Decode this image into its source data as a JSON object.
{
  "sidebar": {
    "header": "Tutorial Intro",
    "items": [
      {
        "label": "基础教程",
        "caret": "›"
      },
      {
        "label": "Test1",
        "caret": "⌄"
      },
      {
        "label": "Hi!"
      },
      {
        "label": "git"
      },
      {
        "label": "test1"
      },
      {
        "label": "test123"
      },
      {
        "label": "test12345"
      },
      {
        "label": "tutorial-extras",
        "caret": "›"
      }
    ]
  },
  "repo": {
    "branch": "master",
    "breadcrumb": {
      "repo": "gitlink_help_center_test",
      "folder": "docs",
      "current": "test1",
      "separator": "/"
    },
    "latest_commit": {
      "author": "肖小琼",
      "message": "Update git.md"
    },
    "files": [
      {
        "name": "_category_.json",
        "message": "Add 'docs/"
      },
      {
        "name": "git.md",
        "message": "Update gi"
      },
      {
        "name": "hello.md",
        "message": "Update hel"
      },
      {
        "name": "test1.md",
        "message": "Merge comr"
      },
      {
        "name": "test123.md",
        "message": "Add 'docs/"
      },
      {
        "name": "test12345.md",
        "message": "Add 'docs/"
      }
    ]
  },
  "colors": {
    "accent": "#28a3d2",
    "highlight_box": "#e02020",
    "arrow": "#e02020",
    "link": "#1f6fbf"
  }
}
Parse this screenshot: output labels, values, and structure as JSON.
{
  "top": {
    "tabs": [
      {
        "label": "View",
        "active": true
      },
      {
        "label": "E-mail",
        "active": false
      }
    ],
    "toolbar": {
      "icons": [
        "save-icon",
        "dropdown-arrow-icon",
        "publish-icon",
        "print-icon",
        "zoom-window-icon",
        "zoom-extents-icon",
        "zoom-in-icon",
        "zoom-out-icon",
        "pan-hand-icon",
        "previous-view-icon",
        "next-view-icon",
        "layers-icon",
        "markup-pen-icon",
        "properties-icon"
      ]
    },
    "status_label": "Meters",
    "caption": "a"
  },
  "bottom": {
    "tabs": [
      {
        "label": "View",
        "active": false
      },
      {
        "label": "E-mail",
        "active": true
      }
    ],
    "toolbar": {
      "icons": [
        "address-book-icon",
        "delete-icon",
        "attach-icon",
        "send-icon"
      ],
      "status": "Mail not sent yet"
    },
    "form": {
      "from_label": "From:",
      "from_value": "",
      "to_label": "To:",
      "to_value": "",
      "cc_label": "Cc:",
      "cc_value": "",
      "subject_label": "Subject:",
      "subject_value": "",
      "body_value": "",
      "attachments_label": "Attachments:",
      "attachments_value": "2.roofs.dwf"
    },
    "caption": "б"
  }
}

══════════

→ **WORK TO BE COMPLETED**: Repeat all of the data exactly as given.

→ **EXERCISE RESULT**:
Decode this image into its source data as a JSON object.
{
  "sidebar": {
    "header": "Tutorial Intro",
    "items": [
      {
        "label": "基础教程",
        "caret": "›"
      },
      {
        "label": "Test1",
        "caret": "⌄"
      },
      {
        "label": "Hi!"
      },
      {
        "label": "git"
      },
      {
        "label": "test1"
      },
      {
        "label": "test123"
      },
      {
        "label": "test12345"
      },
      {
        "label": "tutorial-extras",
        "caret": "›"
      }
    ]
  },
  "repo": {
    "branch": "master",
    "breadcrumb": {
      "repo": "gitlink_help_center_test",
      "folder": "docs",
      "current": "test1",
      "separator": "/"
    },
    "latest_commit": {
      "author": "肖小琼",
      "message": "Update git.md"
    },
    "files": [
      {
        "name": "_category_.json",
        "message": "Add 'docs/"
      },
      {
        "name": "git.md",
        "message": "Update gi"
      },
      {
        "name": "hello.md",
        "message": "Update hel"
      },
      {
        "name": "test1.md",
        "message": "Merge comr"
      },
      {
        "name": "test123.md",
        "message": "Add 'docs/"
      },
      {
        "name": "test12345.md",
        "message": "Add 'docs/"
      }
    ]
  },
  "colors": {
    "accent": "#28a3d2",
    "highlight_box": "#e02020",
    "arrow": "#e02020",
    "link": "#1f6fbf"
  }
}
Parse this screenshot: output labels, values, and structure as JSON.
{
  "top": {
    "tabs": [
      {
        "label": "View",
        "active": true
      },
      {
        "label": "E-mail",
        "active": false
      }
    ],
    "toolbar": {
      "icons": [
        "save-icon",
        "dropdown-arrow-icon",
        "publish-icon",
        "print-icon",
        "zoom-window-icon",
        "zoom-extents-icon",
        "zoom-in-icon",
        "zoom-out-icon",
        "pan-hand-icon",
        "previous-view-icon",
        "next-view-icon",
        "layers-icon",
        "markup-pen-icon",
        "properties-icon"
      ]
    },
    "status_label": "Meters",
    "caption": "a"
  },
  "bottom": {
    "tabs": [
      {
        "label": "View",
        "active": false
      },
      {
        "label": "E-mail",
        "active": true
      }
    ],
    "toolbar": {
      "icons": [
        "address-book-icon",
        "delete-icon",
        "attach-icon",
        "send-icon"
      ],
      "status": "Mail not sent yet"
    },
    "form": {
      "from_label": "From:",
      "from_value": "",
      "to_label": "To:",
      "to_value": "",
      "cc_label": "Cc:",
      "cc_value": "",
      "subject_label": "Subject:",
      "subject_value": "",
      "body_value": "",
      "attachments_label": "Attachments:",
      "attachments_value": "2.roofs.dwf"
    },
    "caption": "б"
  }
}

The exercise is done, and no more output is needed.